He knows his worth and understands the value of his talents, and it’s an occurrence we’re seeing more and more, even in college football.
On Wednesday morning, former Clemson starting quarterback Kelly Bryant announced that he was transferring after being benched for freshman phenom Trevor Lawrence. The decision by Clemson head coach Dabo Swinney to change quarterbacks midseason wasn’t a shock as Lawrence came into the season highly touted.
So far this season, Lawrence has a better quarterback rating than Bryant (87 vs. 40), has a nearly identical completion percentage (65% vs. 66.7%), and has a better touchdown to interception ratio (9-2 vs. 2-1).
But Bryant started the past 18 games for one of the best programs in the country, and led them to a 12-2 record last season in which he accounted for over 3,400 yards and 24 total touchdowns.
“They asked me how I felt about it,” Bryant told The Greenville News about his meeting with Swinney. “I was like, I’m not discrediting Trevor. He’s doing everything asked of him, but on my side of it, I feel like I haven’t done anything to not be the starter. I’ve been here. I’ve waited my turn. I’ve done everything y’all have asked me to do, plus more.
“I’ve never been a distraction. I’ve never been in trouble with anything. To me, it was kind of a slap in the face.”
Bryant’s situation is similar to what’s going on with Jalen Hurts at Alabama, who was also a starter that lost his job to a hot-shot freshman.
Given the NCAA’s new redshirt rule, Hurts and Bryant can play in up to four games this season without burning their redshirt status. And since they can both graduate in December, they can transfer after graduation and play at a new school next season without having to sit out a year as is typical of transfers.
This concept of athletes putting themselves first is something that was once a tendency but is now a trend. Last season there were 211 graduate transfers playing in the FBS, which is 94 more than the 117 a year earlier, and a 92% increase from the 17 in 2011.

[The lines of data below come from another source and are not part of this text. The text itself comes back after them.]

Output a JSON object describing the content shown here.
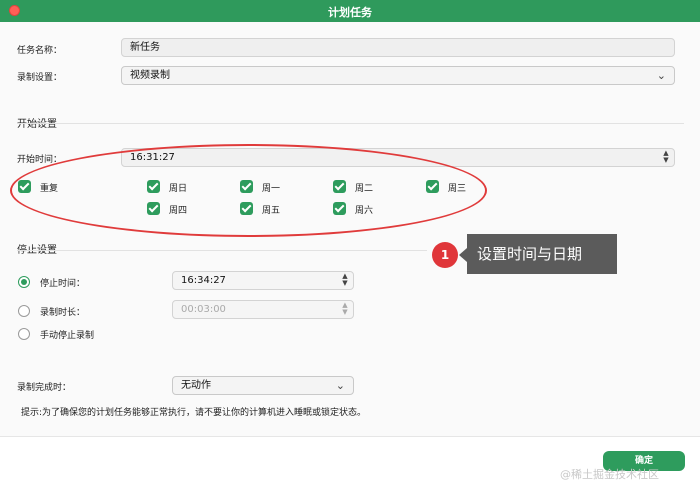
{
  "window": {
    "title": "计划任务"
  },
  "form": {
    "task_name_label": "任务名称：",
    "task_name_value": "新任务",
    "record_setting_label": "录制设置：",
    "record_setting_value": "视频录制"
  },
  "start": {
    "section_title": "开始设置",
    "start_time_label": "开始时间：",
    "start_time_value": "16:31:27",
    "repeat_label": "重复",
    "days": [
      "周日",
      "周一",
      "周二",
      "周三",
      "周四",
      "周五",
      "周六"
    ],
    "all_checked": true
  },
  "stop": {
    "section_title": "停止设置",
    "stop_time_label": "停止时间：",
    "stop_time_value": "16:34:27",
    "duration_label": "录制时长：",
    "duration_value": "00:03:00",
    "manual_label": "手动停止录制",
    "selected_option": "停止时间"
  },
  "after": {
    "label": "录制完成时：",
    "value": "无动作"
  },
  "tip": "提示:为了确保您的计划任务能够正常执行，请不要让你的计算机进入睡眠或锁定状态。",
  "callout": {
    "number": "1",
    "text": "设置时间与日期"
  },
  "buttons": {
    "ok": "确定"
  },
  "watermark": "@稀土掘金技术社区",
  "colors": {
    "accent": "#2e9c5d",
    "titlebar": "#2f9a5c",
    "annotation": "#e0363a"
  }
}
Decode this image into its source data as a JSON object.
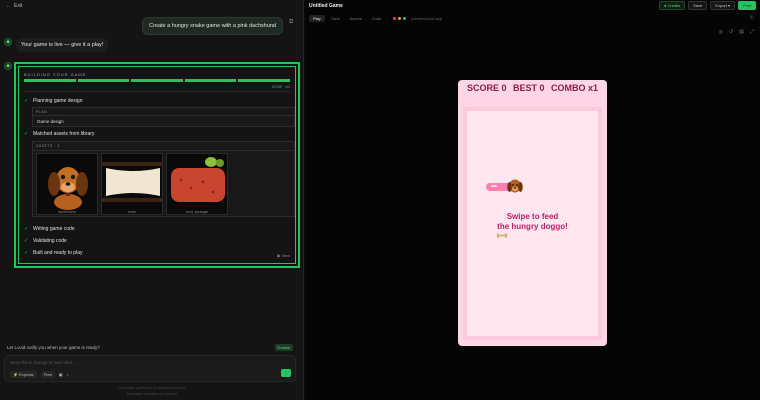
{
  "left": {
    "topbar": {
      "back_label": "Exit"
    },
    "user_message": "Create a hungry snake game with a pink dachshund",
    "ai_message": "Your game is live — give it a play!",
    "building": {
      "title": "BUILDING YOUR GAME",
      "progress_text": "DONE · 4/4",
      "progress_steps": 5,
      "steps": [
        "Planning game design",
        "Matched assets from library",
        "Writing game code",
        "Validating code",
        "Built and ready to play"
      ],
      "plan": {
        "header": "PLAN",
        "value": "Game design"
      },
      "assets": {
        "header": "ASSETS · 3",
        "items": [
          {
            "caption": "dachshund"
          },
          {
            "caption": "bone"
          },
          {
            "caption": "food_sausage"
          }
        ]
      },
      "view_label": "View"
    },
    "notify": {
      "text": "Let Lovid notify you when your game is ready?",
      "button": "Enable"
    },
    "composer": {
      "placeholder": "Describe a change or new idea...",
      "mode": "Express",
      "chip": "Free",
      "send_icon": "arrow-up-icon"
    },
    "footnote": {
      "line1": "Generated games are AI-assisted previews",
      "line2": "Messages are saved to this chat"
    }
  },
  "right": {
    "title": "Untitled Game",
    "actions": {
      "credits": "Credits",
      "save": "Save",
      "export": "Export",
      "post": "Post"
    },
    "tabs": [
      "Play",
      "Tune",
      "Assets",
      "Code"
    ],
    "url": "preview.lovid.app",
    "game": {
      "score_label": "SCORE 0",
      "best_label": "BEST 0",
      "combo_label": "COMBO x1",
      "prompt_line1": "Swipe to feed",
      "prompt_line2": "the hungry doggo!",
      "colors": {
        "board": "#ffd6e7",
        "arena": "#ffe6ef",
        "hud_text": "#8b1f45",
        "prompt": "#b0246a",
        "snake": "#ff7fb0"
      }
    }
  },
  "colors": {
    "accent": "#22c55e",
    "panel": "#141414"
  }
}
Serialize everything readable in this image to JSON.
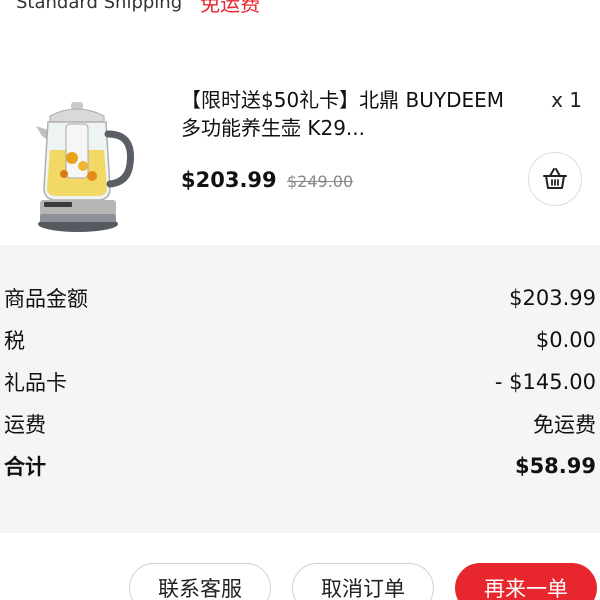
{
  "shipping": {
    "method": "Standard Shipping",
    "free_label": "免运费"
  },
  "product": {
    "title": "【限时送$50礼卡】北鼎 BUYDEEM 多功能养生壶 K29...",
    "quantity": "x 1",
    "price": "$203.99",
    "original_price": "$249.00",
    "cart_icon": "basket-icon",
    "image_icon": "kettle-icon"
  },
  "summary": {
    "rows": [
      {
        "label": "商品金额",
        "value": "$203.99"
      },
      {
        "label": "税",
        "value": "$0.00"
      },
      {
        "label": "礼品卡",
        "value": "- $145.00"
      },
      {
        "label": "运费",
        "value": "免运费"
      },
      {
        "label": "合计",
        "value": "$58.99"
      }
    ]
  },
  "actions": {
    "contact": "联系客服",
    "cancel": "取消订单",
    "reorder": "再来一单"
  },
  "colors": {
    "accent": "#e8262e",
    "summary_bg": "#f5f5f5"
  }
}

Whether it be for money or better opportunities to play, athletes are taking control of their careers like never before.